“I have separate tools for paper and cooking from my sewing tools.”
“Mine are marked with thick black sharpie. ‘Fabric Only!’”
“We keep three pairs of shears in the kitchen for anyone to use. They are sharp enough to distract from my tools.”
“We just have a rule: Plastic handled scissors can be borrowed. Metal handled scissors are mine ONLY.”
“I hide my good scissors. I have a caddy with other scissors that anyone can use. Hubby and son are not allowed in my sewing studio for any reason whatsoever. Well, unless it is to repair something, even then they are supervised.”
Remember that the next time you see a quilt lovingly made by someone – the same person who sharply, severely admonished (even threatened) anyone and everyone to not touch the scissors used to make it.
Cell phones. Can’t live without them, can’t live with them.
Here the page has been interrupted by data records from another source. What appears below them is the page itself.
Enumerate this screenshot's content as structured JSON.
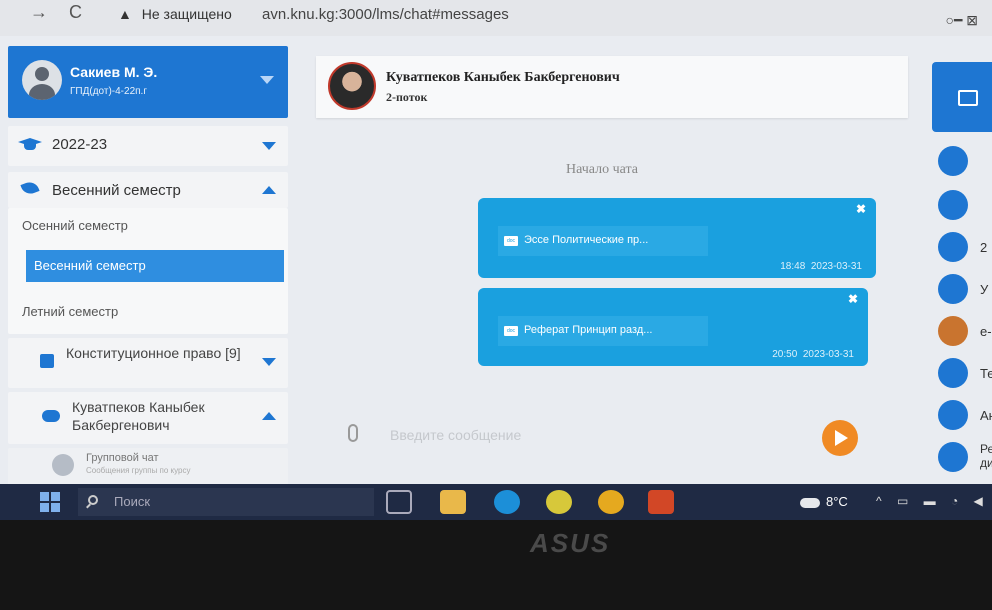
{
  "browser": {
    "security_label": "Не защищено",
    "url": "avn.knu.kg:3000/lms/chat#messages"
  },
  "sidebar": {
    "user": {
      "name": "Сакиев М. Э.",
      "group": "ГПД(дот)-4-22п.г"
    },
    "year": "2022-23",
    "semester_current": "Весенний семестр",
    "semesters": [
      "Осенний семестр",
      "Весенний семестр",
      "Летний семестр"
    ],
    "active_semester_index": 1,
    "course": "Конституционное право [9]",
    "teacher": "Куватпеков Каныбек Бакбергенович",
    "group_chat": {
      "title": "Групповой чат",
      "subtitle": "Сообщения группы по курсу"
    }
  },
  "chat": {
    "header_name": "Куватпеков Каныбек Бакбергенович",
    "header_stream": "2-поток",
    "start_label": "Начало чата",
    "messages": [
      {
        "file": "Эссе Политические пр...",
        "time": "18:48",
        "date": "2023-03-31"
      },
      {
        "file": "Реферат Принцип разд...",
        "time": "20:50",
        "date": "2023-03-31"
      }
    ],
    "input_placeholder": "Введите сообщение"
  },
  "right_rail": {
    "items": [
      "",
      "",
      "2",
      "У",
      "е-",
      "Те",
      "Анк",
      "Реги дисц"
    ]
  },
  "taskbar": {
    "search_label": "Поиск",
    "weather": "8°C"
  },
  "laptop": {
    "brand": "ASUS"
  },
  "colors": {
    "primary": "#1e76d2",
    "bubble": "#1aa0df",
    "send": "#f08a24"
  }
}
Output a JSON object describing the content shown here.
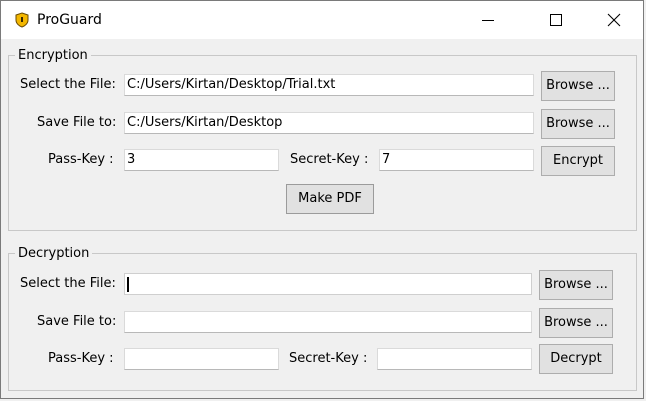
{
  "window": {
    "title": "ProGuard"
  },
  "encryption": {
    "legend": "Encryption",
    "select_label": "Select the File:",
    "select_value": "C:/Users/Kirtan/Desktop/Trial.txt",
    "browse1": "Browse ...",
    "save_label": "Save File to:",
    "save_value": "C:/Users/Kirtan/Desktop",
    "browse2": "Browse ...",
    "passkey_label": "Pass-Key :",
    "passkey_value": "3",
    "secretkey_label": "Secret-Key :",
    "secretkey_value": "7",
    "encrypt": "Encrypt",
    "make_pdf": "Make PDF"
  },
  "decryption": {
    "legend": "Decryption",
    "select_label": "Select the File:",
    "select_value": "",
    "browse1": "Browse ...",
    "save_label": "Save File to:",
    "save_value": "",
    "browse2": "Browse ...",
    "passkey_label": "Pass-Key :",
    "passkey_value": "",
    "secretkey_label": "Secret-Key :",
    "secretkey_value": "",
    "decrypt": "Decrypt"
  }
}
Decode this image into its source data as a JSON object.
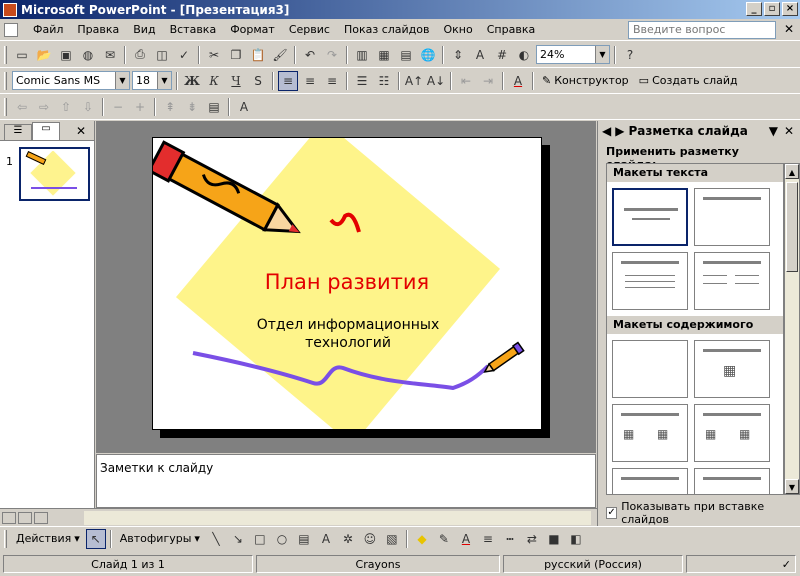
{
  "window": {
    "title": "Microsoft PowerPoint - [Презентация3]"
  },
  "menu": {
    "items": [
      "Файл",
      "Правка",
      "Вид",
      "Вставка",
      "Формат",
      "Сервис",
      "Показ слайдов",
      "Окно",
      "Справка"
    ],
    "help_placeholder": "Введите вопрос"
  },
  "toolbar": {
    "zoom": "24%",
    "font": "Comic Sans MS",
    "size": "18",
    "bold": "Ж",
    "italic": "К",
    "underline": "Ч",
    "shadow": "S",
    "designer": "Конструктор",
    "new_slide": "Создать слайд"
  },
  "slide": {
    "title": "План развития",
    "subtitle_line1": "Отдел информационных",
    "subtitle_line2": "технологий",
    "colors": {
      "title": "#e30000",
      "diamond": "#fef48a",
      "wave": "#7a4fe6",
      "pencil": "#f6a418"
    }
  },
  "outline": {
    "slide_number": "1"
  },
  "notes": {
    "placeholder": "Заметки к слайду"
  },
  "taskpane": {
    "title": "Разметка слайда",
    "apply_label": "Применить разметку слайда:",
    "group_text": "Макеты текста",
    "group_content": "Макеты содержимого",
    "checkbox_label": "Показывать при вставке слайдов"
  },
  "drawing": {
    "actions": "Действия",
    "autoshapes": "Автофигуры"
  },
  "status": {
    "slide": "Слайд 1 из 1",
    "design": "Crayons",
    "language": "русский (Россия)"
  }
}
They keep us in touch far from home or the office. They interrupt conversations and meetings. Even silenced, fingers twitch to take just a peek for messages or to see who might have called.
The urge dictates so strongly that pastors admonish folks, “please, turn off your cell phones.” The tables turned at a wedding. The ceremony began with the preacher, groom and groomsmen filing in and nervously waiting for the processional of the bride and her attendants.
An insistent buzz broke the momentary silence in the expectant room.
Attendants, musicians and guests looked around for the guilty party. Red-faced, the preacher reached in his pocket, pulled out his cell phone and turned it off as the audience quietly laughed.
“We all have been reminded, let’s continue,” he said as he pocketed his now silenced phone.
If church is a solemn place prohibiting cell phones, the courtroom multiplies the mandate many times over. Cell phones may not be seen or heard. Judges do not like to have a cell phone tweet, buzz, chirp or even be seen during their proceedings. Frequent visitors and regular court attendants know any violation could result in the phone being confiscated until the end of the day’s session of court.
Court begins with the bailiff or judge reminding everyone in the courtroom to silence all cell phones. Still, the lawyer just walking through the courtroom to talk with his client, automatically reached into his pocket when his phone vibrated. He raised it to his ear. A scowling county officer zeroed in on that phone, quickly crossed the room and held out his hand. The lawyer grimaced, smiled ruefully and handed over his phone, hoping he might get it back when court finished that day.
Seeing that once sufficed to warn any new to the court. Another day, following the bailiff’s command to turn off all cell phones, folks reached into purses and pockets and double checked. One hand slipped and hit a command button that overrode the silent mode. “I’m sorry, I can not find Internet access,” the phone mechanically complained from the dark pocket. Though muffled, it still broke the courtroom silence.
Fumbling quickly, the owner scrambled to stifle the phone. The bailiff looked. He knew this offender. He grinned, and approached the offending phone and owner. Beside the owner another frequent visitor quickly rummaged around in a bag and pulled out a large package of gum. “Here give this to him,” the visitor shoved the block of gum into the offender’s hands.
Disbelief, confusion and relief overwhelmed the offender. The gum went from owner to offender to bailiff. The talkative cell phone stayed in the pocket. The bailiff took the gum, looked at it, grinned and tucked the gum into his shirt pocket.
The judge proceeded with the first hearing. Twenty minute later, during one of the court’s many lulls in activities, the bailiff, with his back to the judge, looked over at the offender and the visitor.
He grinned broadly, elaborately reached into his pocket, pulled out the gum, deliberately took out a piece, unwrapped it and popped it into his mouth. He raised his eyebrows, smiled and began chewing, obviously relishing the phone substitute.
The guilty spectators shook their heads and chuckled silently.
A couple weeks later, the cell phone offender saw the other spectator and held out a new package of gum, “To repay you for the gum.”
“What? Oh, the phone. Thanks.” The gum went into the bag and the conspirators settled down to watch another day of court. This time with both cell phones turned off and tucked safely out of sight.